What we can’t insure is the “heart” part. That is the mystery. We must do all we can, when possible, to help those who pray to receive the Lord become His disciples. Yet there is no methodology or follow-up plan that can guarantee that someone will become a disciple. Salvation is always a work of God’s Holy Spirit. God’s grace remains a wonderful, powerful and astounding mystery. And His grace is not only to those whose hearts He transforms, but also to those of us He allows to be part of the process, whether our efforts have been brief or sustained in a given person’s life.

This past January I was with our London staff, handing out tracts at a location called Oxford Circus. It was late afternoon and winter’s cold darkness had already settled over the city. Commuters rushed past me, eager for the warm cheer of home. But suddenly someone stopped short and stuck out his hand to shake mine. “David Brickner?” he asked.

“Yes,” I replied, somewhat puzzled.

“I’m Leo,” he responded. Suddenly something clicked and I recognized his face.

“The Leo I met in San Francisco?” I exclaimed.

“Eleven years ago,” he assured me.

It all came back in a flash. I had been standing on the corner of Powell and Market, when Leo approached me. He was “down on his luck,” his tourist visa had expired and he could not get it renewed. Without a visa he couldn’t work. He was out of money and had just been evicted from his apartment. I assured Leo that despite his circumstances God cared for him and had a plan and purpose for his life.

As I shared the good news of Jesus with Leo, he responded with amazing openness, praying to receive the Lord right there on the corner—just across the street from the escalator where I would one day pray a similar prayer with Sam.

There wasn’t much more I could do for Leo. I gave him a pocket edition of the New Testament and wrote down the address and phone number of our office in San Francisco. He had no address or phone number to give me in return. I did not report this as a conversion, not because I disbelieved Leo’s genuineness, but because there was no opportunity to verify or follow up. It was the type of encounter that some of today’s “experts” would disparage. Not surprisingly, I never heard from Leo again. Not until 11 years later, that is.

“How are you, Leo?” I asked.

“Praise the Lord!” he exclaimed. He went on to say how after we had met, he returned to London.

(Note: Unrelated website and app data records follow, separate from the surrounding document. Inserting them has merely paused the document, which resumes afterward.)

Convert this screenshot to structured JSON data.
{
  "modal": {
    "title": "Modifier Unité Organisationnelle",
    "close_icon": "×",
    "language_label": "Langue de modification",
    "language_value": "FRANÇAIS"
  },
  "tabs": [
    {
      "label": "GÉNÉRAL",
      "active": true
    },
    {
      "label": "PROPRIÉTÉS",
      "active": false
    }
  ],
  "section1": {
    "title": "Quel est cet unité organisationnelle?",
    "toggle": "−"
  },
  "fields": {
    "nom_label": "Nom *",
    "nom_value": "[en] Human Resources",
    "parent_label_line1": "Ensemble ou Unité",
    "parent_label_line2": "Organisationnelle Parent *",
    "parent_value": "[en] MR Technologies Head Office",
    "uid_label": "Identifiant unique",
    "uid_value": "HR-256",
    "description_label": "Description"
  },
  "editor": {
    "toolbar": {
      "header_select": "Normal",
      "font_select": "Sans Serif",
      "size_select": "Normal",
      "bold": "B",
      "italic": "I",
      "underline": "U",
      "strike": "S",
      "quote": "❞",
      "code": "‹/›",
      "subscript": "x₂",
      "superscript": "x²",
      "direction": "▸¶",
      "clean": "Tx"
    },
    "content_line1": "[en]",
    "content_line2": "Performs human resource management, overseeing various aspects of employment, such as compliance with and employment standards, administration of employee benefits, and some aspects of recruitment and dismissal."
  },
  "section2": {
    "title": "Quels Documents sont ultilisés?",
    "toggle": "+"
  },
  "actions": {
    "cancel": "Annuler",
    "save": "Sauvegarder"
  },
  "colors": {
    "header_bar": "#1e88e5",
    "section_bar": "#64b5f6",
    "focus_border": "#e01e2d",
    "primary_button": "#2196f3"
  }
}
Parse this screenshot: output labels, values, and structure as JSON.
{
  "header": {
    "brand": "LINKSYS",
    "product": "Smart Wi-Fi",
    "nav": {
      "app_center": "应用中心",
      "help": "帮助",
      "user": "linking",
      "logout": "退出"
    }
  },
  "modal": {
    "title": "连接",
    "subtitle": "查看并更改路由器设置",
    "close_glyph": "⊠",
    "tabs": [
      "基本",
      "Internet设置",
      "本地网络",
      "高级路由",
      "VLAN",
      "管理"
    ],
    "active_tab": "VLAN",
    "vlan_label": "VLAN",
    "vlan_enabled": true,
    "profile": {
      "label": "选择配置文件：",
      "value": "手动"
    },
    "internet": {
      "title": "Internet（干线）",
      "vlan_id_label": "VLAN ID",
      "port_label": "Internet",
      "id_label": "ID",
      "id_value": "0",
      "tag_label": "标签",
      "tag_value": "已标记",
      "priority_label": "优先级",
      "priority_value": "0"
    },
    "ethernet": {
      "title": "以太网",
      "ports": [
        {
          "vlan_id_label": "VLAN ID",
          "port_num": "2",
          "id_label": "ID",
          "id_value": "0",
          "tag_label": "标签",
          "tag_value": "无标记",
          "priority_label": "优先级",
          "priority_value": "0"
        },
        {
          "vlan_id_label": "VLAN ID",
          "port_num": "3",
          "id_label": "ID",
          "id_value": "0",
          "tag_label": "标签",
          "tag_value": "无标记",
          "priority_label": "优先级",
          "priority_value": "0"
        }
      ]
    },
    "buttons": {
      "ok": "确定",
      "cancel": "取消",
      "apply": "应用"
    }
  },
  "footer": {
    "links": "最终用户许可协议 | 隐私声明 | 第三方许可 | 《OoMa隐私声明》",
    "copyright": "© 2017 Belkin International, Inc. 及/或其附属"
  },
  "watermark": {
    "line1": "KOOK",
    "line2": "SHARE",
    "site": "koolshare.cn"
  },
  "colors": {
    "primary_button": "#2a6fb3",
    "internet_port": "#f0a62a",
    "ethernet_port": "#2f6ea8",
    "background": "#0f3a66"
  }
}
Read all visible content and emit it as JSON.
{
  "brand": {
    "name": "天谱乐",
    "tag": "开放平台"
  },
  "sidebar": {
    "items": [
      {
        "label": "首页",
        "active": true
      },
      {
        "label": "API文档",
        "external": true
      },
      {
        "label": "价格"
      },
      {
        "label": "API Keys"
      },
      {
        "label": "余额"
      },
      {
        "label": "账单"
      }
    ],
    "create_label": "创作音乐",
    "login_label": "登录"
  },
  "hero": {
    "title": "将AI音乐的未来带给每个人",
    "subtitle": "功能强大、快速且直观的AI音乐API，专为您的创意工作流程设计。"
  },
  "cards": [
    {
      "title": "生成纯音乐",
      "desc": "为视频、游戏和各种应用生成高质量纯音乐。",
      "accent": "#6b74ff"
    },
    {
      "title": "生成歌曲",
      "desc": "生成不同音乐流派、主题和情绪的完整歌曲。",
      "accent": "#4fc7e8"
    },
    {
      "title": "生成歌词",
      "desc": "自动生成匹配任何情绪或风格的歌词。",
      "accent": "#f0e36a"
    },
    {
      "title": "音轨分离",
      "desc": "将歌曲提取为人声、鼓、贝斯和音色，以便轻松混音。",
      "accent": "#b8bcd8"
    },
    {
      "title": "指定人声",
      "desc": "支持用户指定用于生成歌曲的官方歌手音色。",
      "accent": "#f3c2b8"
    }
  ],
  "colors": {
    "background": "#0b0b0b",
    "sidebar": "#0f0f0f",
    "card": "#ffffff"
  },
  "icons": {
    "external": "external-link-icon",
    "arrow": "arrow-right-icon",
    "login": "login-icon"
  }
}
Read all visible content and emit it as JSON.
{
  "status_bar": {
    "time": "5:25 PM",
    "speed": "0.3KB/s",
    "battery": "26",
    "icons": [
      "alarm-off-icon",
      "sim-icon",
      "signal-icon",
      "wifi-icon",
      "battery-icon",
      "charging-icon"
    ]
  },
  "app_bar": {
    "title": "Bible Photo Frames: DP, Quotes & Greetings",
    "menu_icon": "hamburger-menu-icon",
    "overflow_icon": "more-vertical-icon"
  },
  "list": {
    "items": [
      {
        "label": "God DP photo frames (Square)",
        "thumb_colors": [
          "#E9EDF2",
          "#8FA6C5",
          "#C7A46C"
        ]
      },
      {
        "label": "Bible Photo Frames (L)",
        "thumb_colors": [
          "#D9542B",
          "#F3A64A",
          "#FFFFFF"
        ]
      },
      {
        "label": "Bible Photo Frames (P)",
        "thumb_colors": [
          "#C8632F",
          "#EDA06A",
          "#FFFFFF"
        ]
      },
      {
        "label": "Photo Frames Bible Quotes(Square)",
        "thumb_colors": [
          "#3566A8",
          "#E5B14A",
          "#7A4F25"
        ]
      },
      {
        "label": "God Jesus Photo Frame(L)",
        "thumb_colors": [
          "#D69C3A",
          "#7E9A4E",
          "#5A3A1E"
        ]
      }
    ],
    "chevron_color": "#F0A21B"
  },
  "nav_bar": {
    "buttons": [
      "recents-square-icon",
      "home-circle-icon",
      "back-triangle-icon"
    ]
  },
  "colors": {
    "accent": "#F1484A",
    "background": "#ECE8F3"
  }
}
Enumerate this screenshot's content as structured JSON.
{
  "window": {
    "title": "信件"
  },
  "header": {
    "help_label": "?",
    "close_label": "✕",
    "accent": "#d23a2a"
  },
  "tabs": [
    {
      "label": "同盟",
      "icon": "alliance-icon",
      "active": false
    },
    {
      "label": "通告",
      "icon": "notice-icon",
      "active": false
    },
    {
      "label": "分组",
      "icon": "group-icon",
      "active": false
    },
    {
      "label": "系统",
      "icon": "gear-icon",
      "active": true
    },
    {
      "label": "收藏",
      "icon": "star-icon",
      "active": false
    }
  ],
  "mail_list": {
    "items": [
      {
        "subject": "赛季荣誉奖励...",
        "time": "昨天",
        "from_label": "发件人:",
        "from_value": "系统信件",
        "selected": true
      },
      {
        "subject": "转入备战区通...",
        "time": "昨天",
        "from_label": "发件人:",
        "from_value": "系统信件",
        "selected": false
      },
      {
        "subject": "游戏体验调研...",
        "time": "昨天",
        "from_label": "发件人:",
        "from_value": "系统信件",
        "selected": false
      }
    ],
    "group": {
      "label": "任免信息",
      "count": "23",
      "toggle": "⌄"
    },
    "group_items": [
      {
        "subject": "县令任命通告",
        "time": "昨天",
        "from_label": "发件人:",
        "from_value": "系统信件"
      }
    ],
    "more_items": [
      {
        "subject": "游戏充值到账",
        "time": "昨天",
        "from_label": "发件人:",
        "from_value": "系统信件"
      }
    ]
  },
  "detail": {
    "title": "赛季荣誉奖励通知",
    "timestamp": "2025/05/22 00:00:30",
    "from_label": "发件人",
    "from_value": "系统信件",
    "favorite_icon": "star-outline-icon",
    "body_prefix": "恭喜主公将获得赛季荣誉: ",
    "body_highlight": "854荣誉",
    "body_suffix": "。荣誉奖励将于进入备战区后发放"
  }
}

He began attending a great church where he remains an active member. Leo is full of praise to God, serving Him faithfully and walking as a true disciple of Jesus.

Two people prayed on two sides of the same street. One whom we’ve reached out to many times does not appear much further along than when he first prayed. Another, whom we were not able to contact at all, has blossomed and grown. Does that mean we don’t need to do our best to follow up? May it never be! I don’t know what God may yet have in store for Sam, or what unseen effects our efforts on his behalf may have. But I stand in awe of the saving work of Jesus Christ, and I am so thankful to have a part in the mystery of His grace. Aren’t you?

Who can know or explain to what extent God will use us in a person’s life? For that matter, do we need to know? All we need to do is explain His gospel as much as we are able, and leave the results to our great and loving Lord.